Third, the excesses committed by protesters – enrolled students and outside actors – on university campuses could help those who always promise to “restore order.” Without the slightest scruples – and in a gross and astonishing inconsistency with respect to how they have positioned themselves before those who stormed Congress in January 2021 or the actions of their de facto presidential candidate, which are anything but “order” and “ legality” – a week ago a presenter in Fox News He stated that the images coming from the universities were like those of a “third world” country, while right-wing commentators criticized Democratic politicians for propagating an environment “woke up” that has fueled the protests and Biden, for not quelling them. The Republican Party is united in its support for Israel and has also long targeted universities as bastions of “leftist ideology,” trying to portray them as incubators of radicalism on issues of race and gender, and hostile environments for anyone who does not. adhere to those ideologies. Neither slow nor lazy, Trump joined the political pandering of the demonstrations, praising the actions of the law enforcement agencies in New York: “It was something beautiful to see,” he stated. For this reason, Biden came out on Thursday to emphasize that “there is a right to protest. But there is no right to cause chaos.” Order “must prevail,” he said, calling on university presidents to “immediately remove the encampments, marginalize the radicals, and take back our campuses.”

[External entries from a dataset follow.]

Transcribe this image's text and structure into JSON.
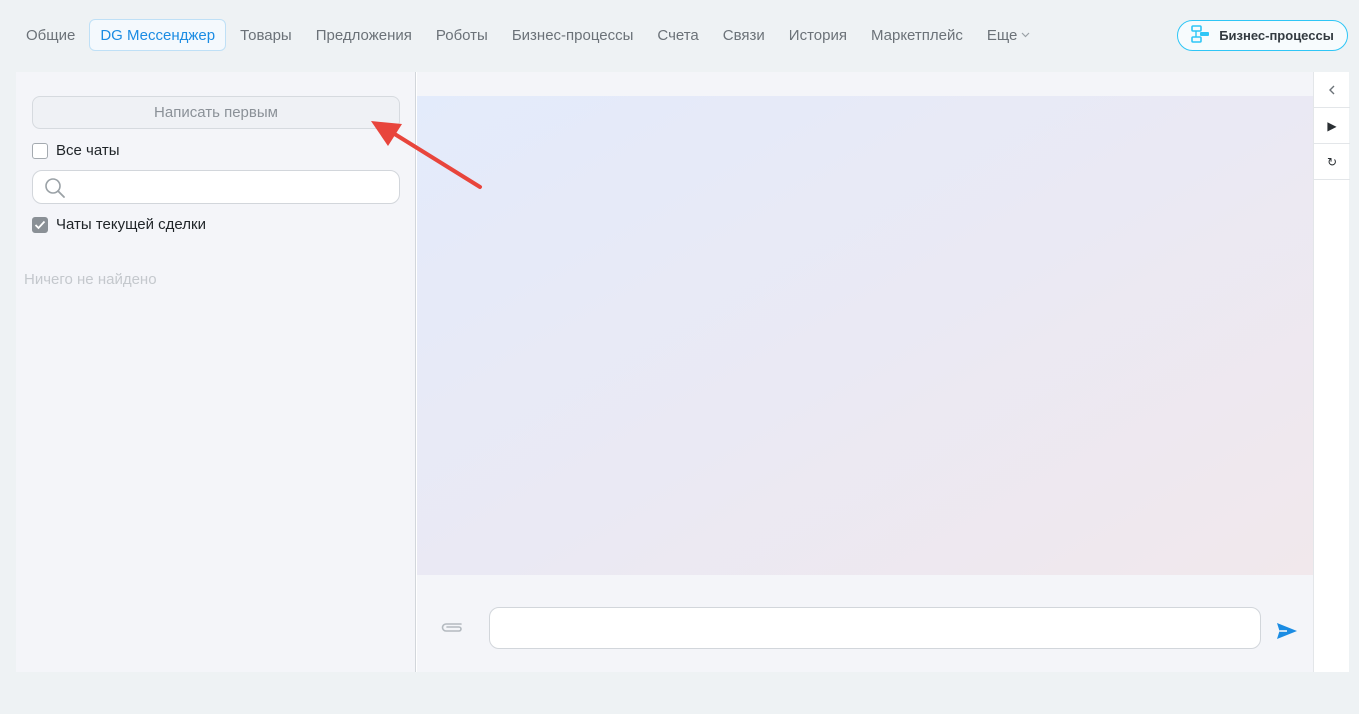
{
  "tabs": [
    {
      "label": "Общие"
    },
    {
      "label": "DG Мессенджер",
      "active": true
    },
    {
      "label": "Товары"
    },
    {
      "label": "Предложения"
    },
    {
      "label": "Роботы"
    },
    {
      "label": "Бизнес-процессы"
    },
    {
      "label": "Счета"
    },
    {
      "label": "Связи"
    },
    {
      "label": "История"
    },
    {
      "label": "Маркетплейс"
    },
    {
      "label": "Еще"
    }
  ],
  "header": {
    "bp_button_label": "Бизнес-процессы"
  },
  "left_panel": {
    "write_first_label": "Написать первым",
    "all_chats_label": "Все чаты",
    "all_chats_checked": false,
    "search_placeholder": "",
    "current_deal_chats_label": "Чаты текущей сделки",
    "current_deal_chats_checked": true,
    "empty_note": "Ничего не найдено"
  },
  "chat": {
    "message_placeholder": ""
  },
  "right_rail": {
    "buttons": [
      {
        "icon": "chevron-left-icon",
        "glyph": "‹"
      },
      {
        "icon": "play-icon",
        "glyph": "▶"
      },
      {
        "icon": "refresh-icon",
        "glyph": "↻"
      }
    ]
  },
  "colors": {
    "accent": "#1b8ce3",
    "bp_border": "#2fc6f6",
    "send_icon": "#1b8ce3",
    "annotation_arrow": "#e8453c"
  }
}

And fourth, behind these aspects of internal politics, the specter arises that the US presidential election – conditioned until now by the behavior of the economy and inflation and the perceptions of the electorate regarding these – could be decided by issues of foreign policy and perceptions on international issues. Right now, all eyes in Washington are on Cairo and Riyadh to see whether the ongoing negotiation to reach a ceasefire in Gaza and the release of hostages held by Hamas is going ahead or not. The White House's bet is not minor. At stake is not only the de-escalation of the conflict; Biden, his Cabinet and his campaign team see a potential ceasefire agreement as the necessary first step in a chain of potentially virtuous actions and reactions that, at best, could remake geopolitics in the Middle East and help win re-election, and preserving along the way – at a time when the president seeks to rebuild the coalition that gave him victory in 2020 – the support of pro-Israel voters, and largely deflating and neutralizing protests in universities or , at least, containing the discontent of young people ahead of the polls in November. But at its core lies a diplomatic calculation that is not in the hands of Washington. It depends first on Saudi Arabia and whether or not it grants Biden an electoral candy (in exchange for a security guarantee agreement) by going ahead and formalizing the normalization of diplomatic relations with Israel (one of the central reasons why Hamas attacked Israel on October 7 in order to torpedo that agreement), or if it holds out to see who wins the US election. It seems that Riyadh has already decided to go ahead with normalization and that the only question is when to do it. And second, it is also in the hands of Israel, with Netanyahu's decision to proceed with an invasion of the Rafah area of ​​Gaza. Doing so will fuel student demonstrations, deepening Biden's internal vulnerability and deepening bilateral and personal tension with his Israeli counterpart, an amalgamation of factors that Republicans are eager to exploit electorally. The fact that it is also plausible that these two governments prefer to see Trump than Biden in power, and that these four edges that I have described here intersect and intertwine, makes this equation a political, diplomatic and strategic calculation with enormous consequences. for the president, for the United States and for the future of relations with this region of the world.